For the second time in as many months, federal regulators on Friday approved plans by the nation's power companies to build new nuclear reactors to generate electricity.

During a brief meeting in Washington, the Nuclear Regulatory Commission voted 4-1 to allow South Carolina Electric & Gas to build two new 1,100-megawatt reactors at its V.C. Summer Nuclear Station in Jenkinsville near Columbia.

The project is only the second to receive federal approval in a generation. Last month, the commission voted to issue a permit to Atlanta-based Southern Co. to build and operate two new reactors at its Plant Vogtle site south of Augusta, Ga., the first such approval since 1978.

The South Carolina reactors will be jointly owned and operated with South Carolina's state-owned utility Santee Cooper. The first is expected to be on line by 2016; the second in 2019.

Kevin Marsh, the president and chief executive officer of SC&G said the company owns about 55 percent of the project that will cost around $10 billion. He said when the new units come on line, the company's power mix will be about one third coal, one third nuclear and one third natural gas.

"We still have a growing need for electricity in South Carolina," he said. "We needed something that was clean and reliable and non-emitting and that really comes down to nuclear power or natural gas in South Carolina. While wind and solar are appealing, we just don't have the capabilities to produce base load power from those sources."

"These new nuclear units are a critical component of Santee Cooper's long-term plan to diversify our generation mix," said Lonnie Carter, president and CEO of the state-owned utility.
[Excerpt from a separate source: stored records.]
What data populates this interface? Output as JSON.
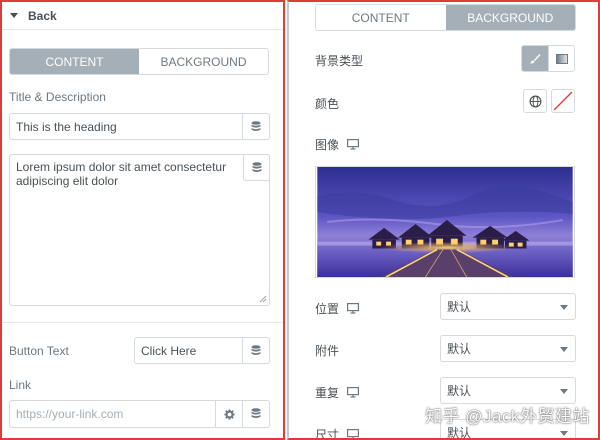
{
  "left": {
    "section_title": "Back",
    "tabs": [
      {
        "label": "CONTENT",
        "active": true
      },
      {
        "label": "BACKGROUND",
        "active": false
      }
    ],
    "title_desc_label": "Title & Description",
    "heading_value": "This is the heading",
    "description_value": "Lorem ipsum dolor sit amet consectetur adipiscing elit dolor",
    "button_text_label": "Button Text",
    "button_text_value": "Click Here",
    "link_label": "Link",
    "link_placeholder": "https://your-link.com"
  },
  "right": {
    "tabs": [
      {
        "label": "CONTENT",
        "active": false
      },
      {
        "label": "BACKGROUND",
        "active": true
      }
    ],
    "bg_type_label": "背景类型",
    "color_label": "颜色",
    "image_label": "图像",
    "position_label": "位置",
    "position_value": "默认",
    "attachment_label": "附件",
    "attachment_value": "默认",
    "repeat_label": "重复",
    "repeat_value": "默认",
    "size_label": "尺寸",
    "size_value": "默认"
  },
  "watermark": "知乎 @Jack外贸建站",
  "colors": {
    "accent": "#a4afb7",
    "border_highlight": "#e03b3b",
    "text": "#495157"
  }
}
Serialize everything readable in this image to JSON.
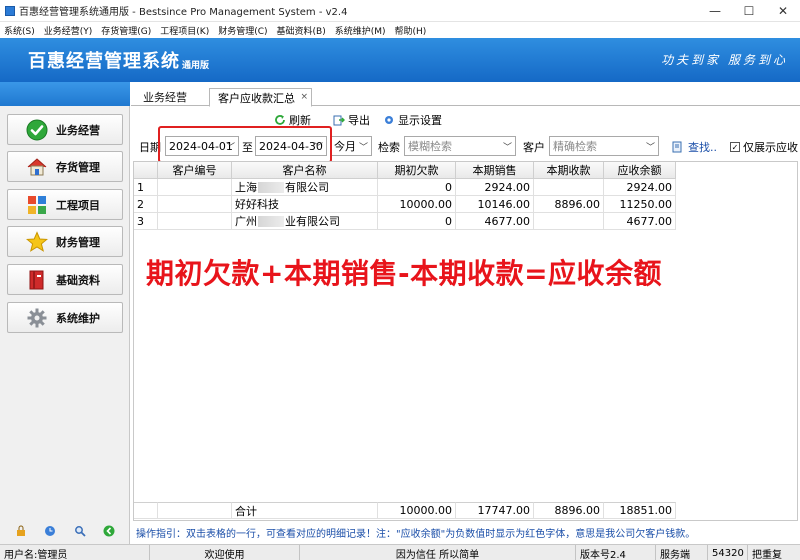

As he did last month on the Plant Vogtle vote, NRC Chairman Gregory Jaczko voted against the license.

He wants licenses to require all safety improvements presently being developed by the NRC staff based on what was learned in the nuclear accident at Fukushima, Japan, last year. The reactors in Japan and the ones licensed by the commission in the past two months are of similar design. The SCE&G license includes requirements for one of those improvements ordered after the Vogtle license was approved.

U.S. Rep. Edward J. Markey, D-Mass., a senior member of the House Energy and Commerce Committee, called the vote "another victory for the nuclear industry's effort to avoid implementation of the safety upgrades recommended by the NRC's professional staff in the aftermath of the Fukushima nuclear meltdowns."

The Friday licensing decision was hailed by the nuclear industry and criticized by a nuclear power opponent.

Tom Clements of the Alliance for Nuclear Accountability in Columbia said the reactor design makes it vulnerable in earthquakes and neither the Vogtle nor the Summer projects should continue until those safety concerns are addressed. The Friday licensing decision was hailed by the nuclear industry and criticized by a nuclear power opponent.

Marvin Fertel, the president and chief executive officer of the Nuclear Energy Institute said Friday's decision combined with the Plant Vogtle license will mean an additional 5,600 megawatts of nuclear generating capacity for the Southeast by the end of the decade.

"That's reliable, low-carbon electricity for about 10 cities the size of Columbia, S.C.," he said. Columbia has about 130,000 people.